- EXERCISE -
Please state how many lines in the records below contain the word "kind"; the answer should be a number and nothing else.

Data extracted from a collection
───
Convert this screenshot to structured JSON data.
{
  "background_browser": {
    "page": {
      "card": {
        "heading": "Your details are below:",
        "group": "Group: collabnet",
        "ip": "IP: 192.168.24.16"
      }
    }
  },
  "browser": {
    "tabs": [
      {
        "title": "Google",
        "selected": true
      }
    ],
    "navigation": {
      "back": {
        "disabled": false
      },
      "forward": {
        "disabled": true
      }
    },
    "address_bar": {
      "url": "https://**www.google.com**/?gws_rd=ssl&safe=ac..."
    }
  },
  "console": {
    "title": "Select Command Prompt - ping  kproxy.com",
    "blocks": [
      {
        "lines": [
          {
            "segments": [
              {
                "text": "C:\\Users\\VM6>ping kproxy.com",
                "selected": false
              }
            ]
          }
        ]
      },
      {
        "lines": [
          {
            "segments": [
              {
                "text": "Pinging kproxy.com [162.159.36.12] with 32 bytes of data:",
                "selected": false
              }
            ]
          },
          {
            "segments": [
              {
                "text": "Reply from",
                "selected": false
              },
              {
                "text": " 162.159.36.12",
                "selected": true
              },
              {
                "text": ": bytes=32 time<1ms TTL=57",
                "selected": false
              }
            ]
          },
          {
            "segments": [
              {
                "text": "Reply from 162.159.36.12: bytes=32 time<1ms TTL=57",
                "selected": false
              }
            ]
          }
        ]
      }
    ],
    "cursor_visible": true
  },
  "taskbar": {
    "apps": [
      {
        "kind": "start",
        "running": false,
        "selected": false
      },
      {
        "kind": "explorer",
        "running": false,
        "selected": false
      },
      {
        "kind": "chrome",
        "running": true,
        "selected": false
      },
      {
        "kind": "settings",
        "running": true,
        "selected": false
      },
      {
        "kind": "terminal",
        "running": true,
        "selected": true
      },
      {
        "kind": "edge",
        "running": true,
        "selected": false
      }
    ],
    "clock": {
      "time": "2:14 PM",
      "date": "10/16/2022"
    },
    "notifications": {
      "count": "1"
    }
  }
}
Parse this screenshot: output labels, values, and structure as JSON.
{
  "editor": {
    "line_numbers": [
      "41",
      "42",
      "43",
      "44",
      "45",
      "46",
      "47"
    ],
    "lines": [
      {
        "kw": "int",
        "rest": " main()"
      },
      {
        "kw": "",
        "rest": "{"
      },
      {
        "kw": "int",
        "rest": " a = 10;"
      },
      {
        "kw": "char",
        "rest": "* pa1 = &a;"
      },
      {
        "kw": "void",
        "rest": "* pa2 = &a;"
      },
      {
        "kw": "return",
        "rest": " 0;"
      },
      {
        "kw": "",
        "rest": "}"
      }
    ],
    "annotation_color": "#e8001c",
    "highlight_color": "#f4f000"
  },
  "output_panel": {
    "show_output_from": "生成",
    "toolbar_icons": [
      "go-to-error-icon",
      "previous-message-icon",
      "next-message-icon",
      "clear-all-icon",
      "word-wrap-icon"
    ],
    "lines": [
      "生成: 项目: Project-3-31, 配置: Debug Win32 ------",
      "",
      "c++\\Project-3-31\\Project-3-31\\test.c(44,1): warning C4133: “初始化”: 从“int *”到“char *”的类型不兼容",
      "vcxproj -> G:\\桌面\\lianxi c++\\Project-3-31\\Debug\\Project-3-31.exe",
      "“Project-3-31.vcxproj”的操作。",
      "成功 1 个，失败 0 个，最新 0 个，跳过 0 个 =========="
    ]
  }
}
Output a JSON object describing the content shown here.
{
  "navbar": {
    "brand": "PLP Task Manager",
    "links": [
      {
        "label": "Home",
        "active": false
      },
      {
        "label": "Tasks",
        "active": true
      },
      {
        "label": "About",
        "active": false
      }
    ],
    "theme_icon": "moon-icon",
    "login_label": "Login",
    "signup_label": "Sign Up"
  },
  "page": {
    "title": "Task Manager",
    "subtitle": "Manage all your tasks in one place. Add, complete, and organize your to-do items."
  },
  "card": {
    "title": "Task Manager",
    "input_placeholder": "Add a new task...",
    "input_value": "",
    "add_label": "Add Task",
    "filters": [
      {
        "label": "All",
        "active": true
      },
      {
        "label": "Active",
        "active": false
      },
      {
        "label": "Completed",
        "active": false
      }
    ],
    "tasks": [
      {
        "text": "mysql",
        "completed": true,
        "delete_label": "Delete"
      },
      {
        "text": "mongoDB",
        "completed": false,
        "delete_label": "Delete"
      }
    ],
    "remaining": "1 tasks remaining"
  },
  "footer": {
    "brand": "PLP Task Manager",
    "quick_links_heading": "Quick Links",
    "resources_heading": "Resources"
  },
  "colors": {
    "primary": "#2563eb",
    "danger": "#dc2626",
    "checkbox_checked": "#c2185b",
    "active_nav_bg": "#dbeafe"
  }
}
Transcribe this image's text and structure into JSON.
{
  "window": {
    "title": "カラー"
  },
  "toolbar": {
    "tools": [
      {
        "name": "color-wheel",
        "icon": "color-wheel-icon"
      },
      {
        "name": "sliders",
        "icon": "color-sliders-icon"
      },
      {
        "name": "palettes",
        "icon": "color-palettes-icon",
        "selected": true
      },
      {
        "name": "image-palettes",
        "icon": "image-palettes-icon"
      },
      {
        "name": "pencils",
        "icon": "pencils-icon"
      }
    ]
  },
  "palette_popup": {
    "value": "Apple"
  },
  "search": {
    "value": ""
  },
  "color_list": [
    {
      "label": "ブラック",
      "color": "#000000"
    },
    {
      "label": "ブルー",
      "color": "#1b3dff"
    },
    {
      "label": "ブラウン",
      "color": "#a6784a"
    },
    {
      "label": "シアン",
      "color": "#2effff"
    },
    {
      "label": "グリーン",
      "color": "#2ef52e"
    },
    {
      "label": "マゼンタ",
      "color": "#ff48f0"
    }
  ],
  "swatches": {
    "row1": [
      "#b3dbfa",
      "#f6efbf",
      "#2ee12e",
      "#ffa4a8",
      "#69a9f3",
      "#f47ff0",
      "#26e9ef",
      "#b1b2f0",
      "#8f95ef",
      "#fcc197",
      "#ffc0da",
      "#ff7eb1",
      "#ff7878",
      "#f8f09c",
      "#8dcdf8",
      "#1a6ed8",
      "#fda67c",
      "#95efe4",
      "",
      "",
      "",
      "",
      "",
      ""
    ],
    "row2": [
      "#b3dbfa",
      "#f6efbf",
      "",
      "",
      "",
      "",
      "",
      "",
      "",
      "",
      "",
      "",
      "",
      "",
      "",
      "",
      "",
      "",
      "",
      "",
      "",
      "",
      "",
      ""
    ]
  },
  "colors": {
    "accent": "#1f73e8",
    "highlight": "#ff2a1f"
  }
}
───
- ANSWER FOR THE TASK -
6